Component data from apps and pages
*** Begin section ***

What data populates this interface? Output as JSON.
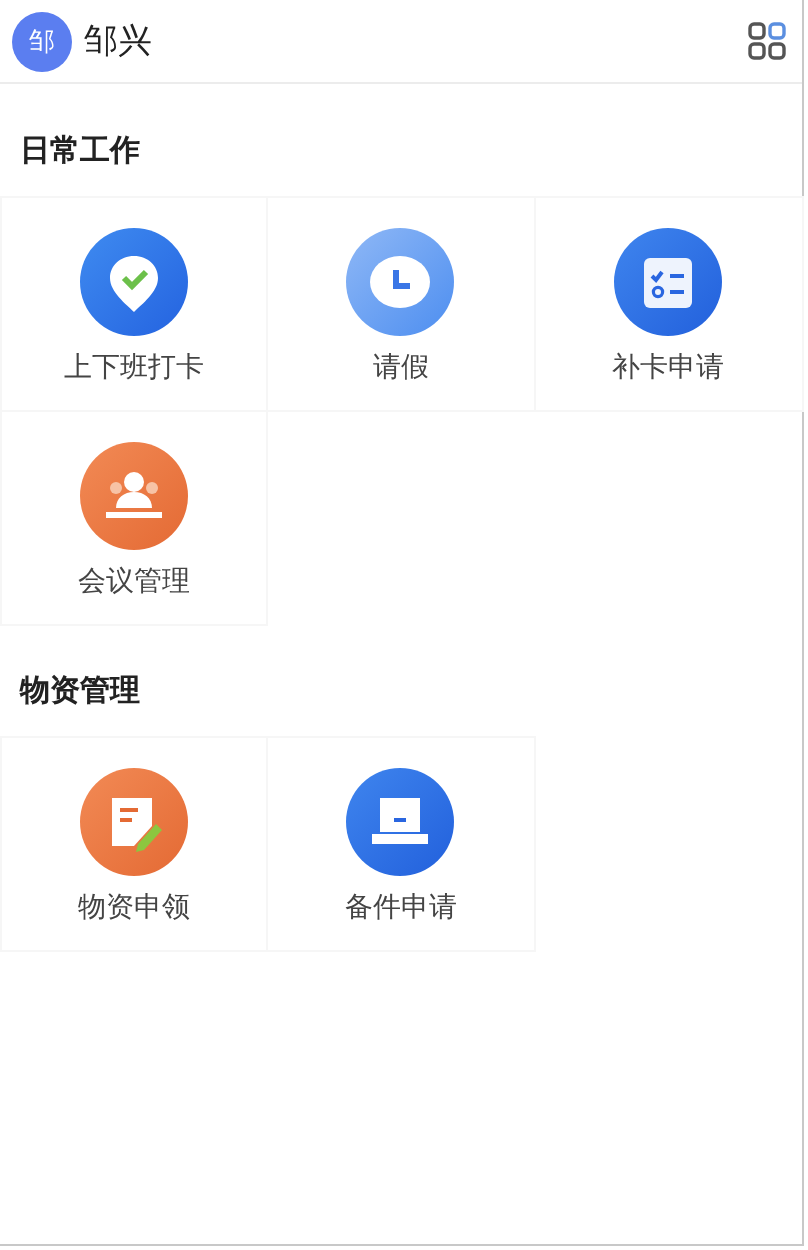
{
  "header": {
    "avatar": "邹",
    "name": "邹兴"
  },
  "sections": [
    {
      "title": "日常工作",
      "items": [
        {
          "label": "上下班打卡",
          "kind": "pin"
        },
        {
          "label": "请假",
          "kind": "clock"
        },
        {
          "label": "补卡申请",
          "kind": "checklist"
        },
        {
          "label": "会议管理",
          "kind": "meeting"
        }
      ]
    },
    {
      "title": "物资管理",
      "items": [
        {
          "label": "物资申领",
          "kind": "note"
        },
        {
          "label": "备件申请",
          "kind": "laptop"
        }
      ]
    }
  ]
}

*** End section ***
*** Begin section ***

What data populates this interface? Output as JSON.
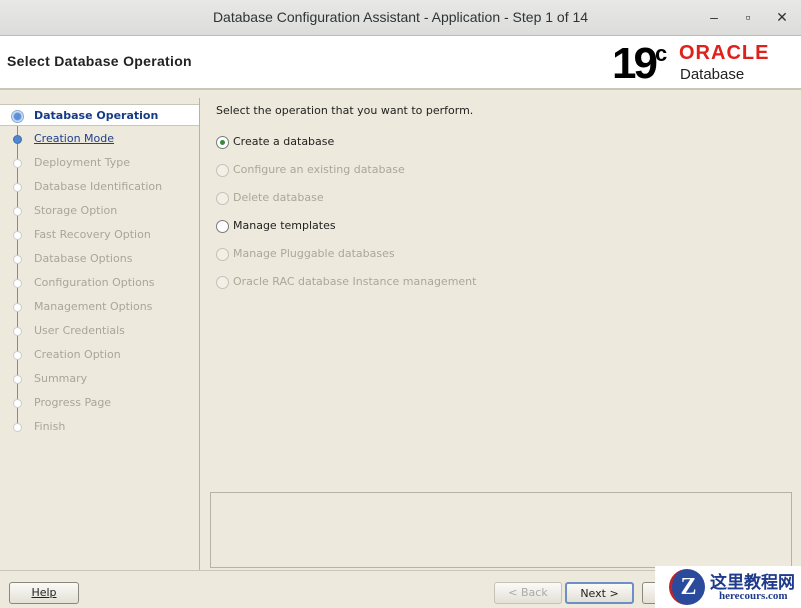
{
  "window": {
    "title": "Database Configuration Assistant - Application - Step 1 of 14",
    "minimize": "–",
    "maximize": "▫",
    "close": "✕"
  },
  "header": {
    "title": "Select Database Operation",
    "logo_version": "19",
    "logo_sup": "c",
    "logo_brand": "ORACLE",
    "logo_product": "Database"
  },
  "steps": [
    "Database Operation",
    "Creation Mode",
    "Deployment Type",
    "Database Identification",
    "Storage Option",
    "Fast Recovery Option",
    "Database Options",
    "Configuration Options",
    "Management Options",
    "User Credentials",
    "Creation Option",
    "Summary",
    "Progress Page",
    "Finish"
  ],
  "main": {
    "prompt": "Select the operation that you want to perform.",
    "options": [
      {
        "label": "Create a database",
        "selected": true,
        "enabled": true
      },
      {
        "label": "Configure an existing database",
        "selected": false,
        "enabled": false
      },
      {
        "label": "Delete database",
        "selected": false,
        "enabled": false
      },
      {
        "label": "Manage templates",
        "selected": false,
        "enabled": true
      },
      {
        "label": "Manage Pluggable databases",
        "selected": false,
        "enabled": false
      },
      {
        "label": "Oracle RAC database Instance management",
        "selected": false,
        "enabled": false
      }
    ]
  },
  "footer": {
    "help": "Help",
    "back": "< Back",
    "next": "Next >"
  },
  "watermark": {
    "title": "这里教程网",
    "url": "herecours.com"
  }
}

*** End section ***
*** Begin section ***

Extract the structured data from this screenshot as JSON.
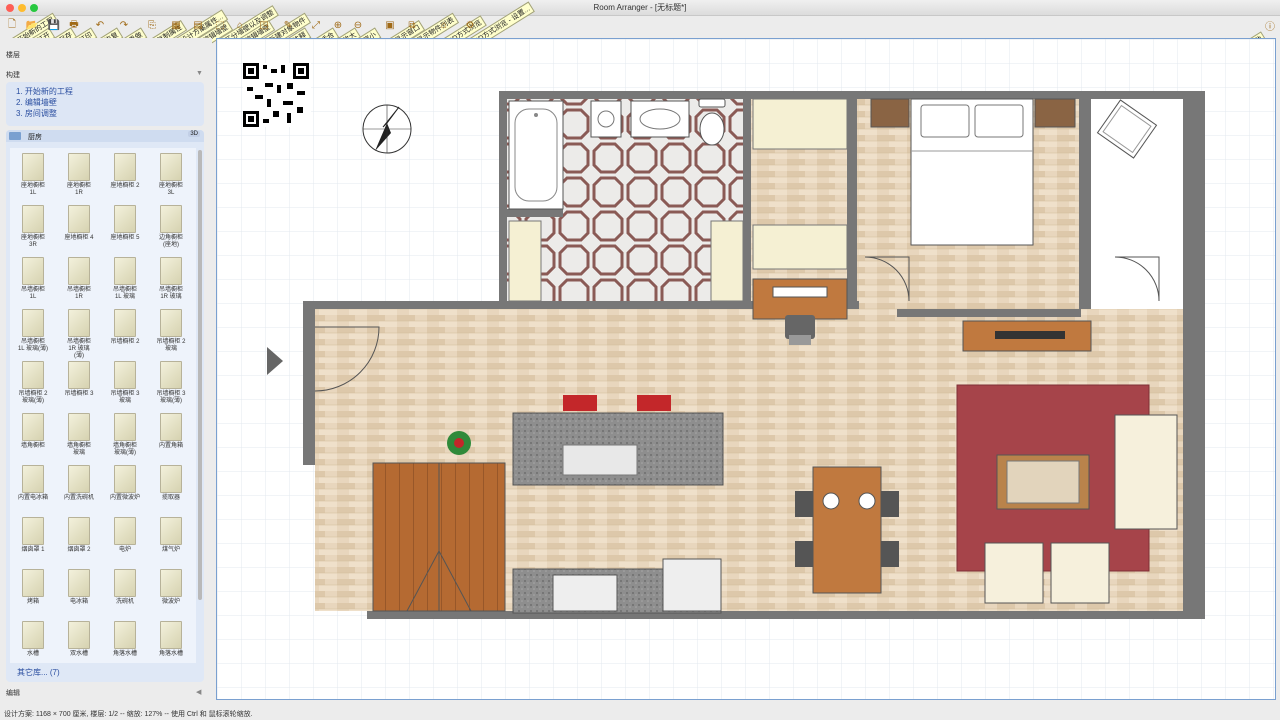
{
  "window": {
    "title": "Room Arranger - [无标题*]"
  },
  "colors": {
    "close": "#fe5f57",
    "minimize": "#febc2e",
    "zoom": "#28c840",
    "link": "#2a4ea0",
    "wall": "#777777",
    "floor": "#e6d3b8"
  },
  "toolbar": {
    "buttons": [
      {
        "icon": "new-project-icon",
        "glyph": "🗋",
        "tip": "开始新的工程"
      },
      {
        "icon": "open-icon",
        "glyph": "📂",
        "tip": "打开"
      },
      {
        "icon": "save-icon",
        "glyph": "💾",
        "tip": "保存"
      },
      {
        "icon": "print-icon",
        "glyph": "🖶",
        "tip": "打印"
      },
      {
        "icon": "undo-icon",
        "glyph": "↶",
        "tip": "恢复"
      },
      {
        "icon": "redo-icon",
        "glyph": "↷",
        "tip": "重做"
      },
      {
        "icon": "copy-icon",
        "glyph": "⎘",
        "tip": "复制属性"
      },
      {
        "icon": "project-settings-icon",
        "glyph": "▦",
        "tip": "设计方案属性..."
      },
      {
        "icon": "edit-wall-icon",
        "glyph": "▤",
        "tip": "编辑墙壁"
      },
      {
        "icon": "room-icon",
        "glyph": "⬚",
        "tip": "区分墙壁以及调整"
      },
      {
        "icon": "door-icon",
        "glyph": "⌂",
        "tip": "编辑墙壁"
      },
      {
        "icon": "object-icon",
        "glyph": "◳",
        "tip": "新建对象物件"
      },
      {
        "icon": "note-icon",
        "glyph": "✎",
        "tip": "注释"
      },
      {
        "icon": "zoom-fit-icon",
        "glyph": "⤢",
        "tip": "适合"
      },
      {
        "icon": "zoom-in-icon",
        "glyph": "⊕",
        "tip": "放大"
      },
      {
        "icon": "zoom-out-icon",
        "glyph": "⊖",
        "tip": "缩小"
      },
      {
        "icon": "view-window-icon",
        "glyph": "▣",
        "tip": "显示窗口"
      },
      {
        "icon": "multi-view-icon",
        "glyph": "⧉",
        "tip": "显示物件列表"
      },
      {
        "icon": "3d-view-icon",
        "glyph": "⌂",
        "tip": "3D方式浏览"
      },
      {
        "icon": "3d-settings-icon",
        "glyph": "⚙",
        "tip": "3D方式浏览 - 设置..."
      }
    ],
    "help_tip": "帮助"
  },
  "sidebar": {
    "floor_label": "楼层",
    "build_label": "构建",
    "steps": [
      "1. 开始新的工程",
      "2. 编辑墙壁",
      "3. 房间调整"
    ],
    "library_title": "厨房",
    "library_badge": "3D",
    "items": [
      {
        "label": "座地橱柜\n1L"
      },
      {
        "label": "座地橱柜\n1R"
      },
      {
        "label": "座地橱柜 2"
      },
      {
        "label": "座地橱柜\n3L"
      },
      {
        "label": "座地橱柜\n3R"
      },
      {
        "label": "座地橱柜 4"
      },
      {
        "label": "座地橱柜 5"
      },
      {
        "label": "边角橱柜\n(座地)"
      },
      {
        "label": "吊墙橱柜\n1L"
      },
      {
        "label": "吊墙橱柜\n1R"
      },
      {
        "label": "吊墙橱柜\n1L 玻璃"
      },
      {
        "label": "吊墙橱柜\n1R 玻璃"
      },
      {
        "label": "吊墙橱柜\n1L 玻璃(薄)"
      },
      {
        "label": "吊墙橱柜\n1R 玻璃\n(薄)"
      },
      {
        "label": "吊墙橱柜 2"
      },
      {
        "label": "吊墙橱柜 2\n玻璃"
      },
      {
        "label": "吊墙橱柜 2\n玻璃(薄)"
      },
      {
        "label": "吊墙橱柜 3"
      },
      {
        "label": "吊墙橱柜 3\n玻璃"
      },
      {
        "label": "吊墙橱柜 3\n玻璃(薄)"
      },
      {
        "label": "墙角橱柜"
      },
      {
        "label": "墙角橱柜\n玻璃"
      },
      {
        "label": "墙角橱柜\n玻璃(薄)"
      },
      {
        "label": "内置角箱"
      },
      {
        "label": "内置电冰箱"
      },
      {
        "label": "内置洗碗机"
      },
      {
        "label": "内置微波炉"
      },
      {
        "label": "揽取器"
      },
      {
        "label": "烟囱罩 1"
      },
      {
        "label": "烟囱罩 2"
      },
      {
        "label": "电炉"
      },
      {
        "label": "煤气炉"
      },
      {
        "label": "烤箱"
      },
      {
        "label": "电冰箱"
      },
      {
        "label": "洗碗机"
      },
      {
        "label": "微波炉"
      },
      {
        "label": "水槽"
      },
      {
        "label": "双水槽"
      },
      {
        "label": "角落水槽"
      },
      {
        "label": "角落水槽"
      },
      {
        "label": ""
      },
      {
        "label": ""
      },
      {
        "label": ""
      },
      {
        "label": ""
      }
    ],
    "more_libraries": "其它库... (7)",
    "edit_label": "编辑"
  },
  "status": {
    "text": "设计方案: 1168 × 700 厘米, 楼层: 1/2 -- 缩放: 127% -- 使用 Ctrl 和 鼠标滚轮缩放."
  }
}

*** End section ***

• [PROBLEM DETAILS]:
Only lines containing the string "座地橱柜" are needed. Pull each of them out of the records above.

• [SOLVED EXERCISE]:
        "label": "座地橱柜\n1L"
        "label": "座地橱柜\n1R"
        "label": "座地橱柜 2"
        "label": "座地橱柜\n3L"
        "label": "座地橱柜\n3R"
        "label": "座地橱柜 4"
        "label": "座地橱柜 5"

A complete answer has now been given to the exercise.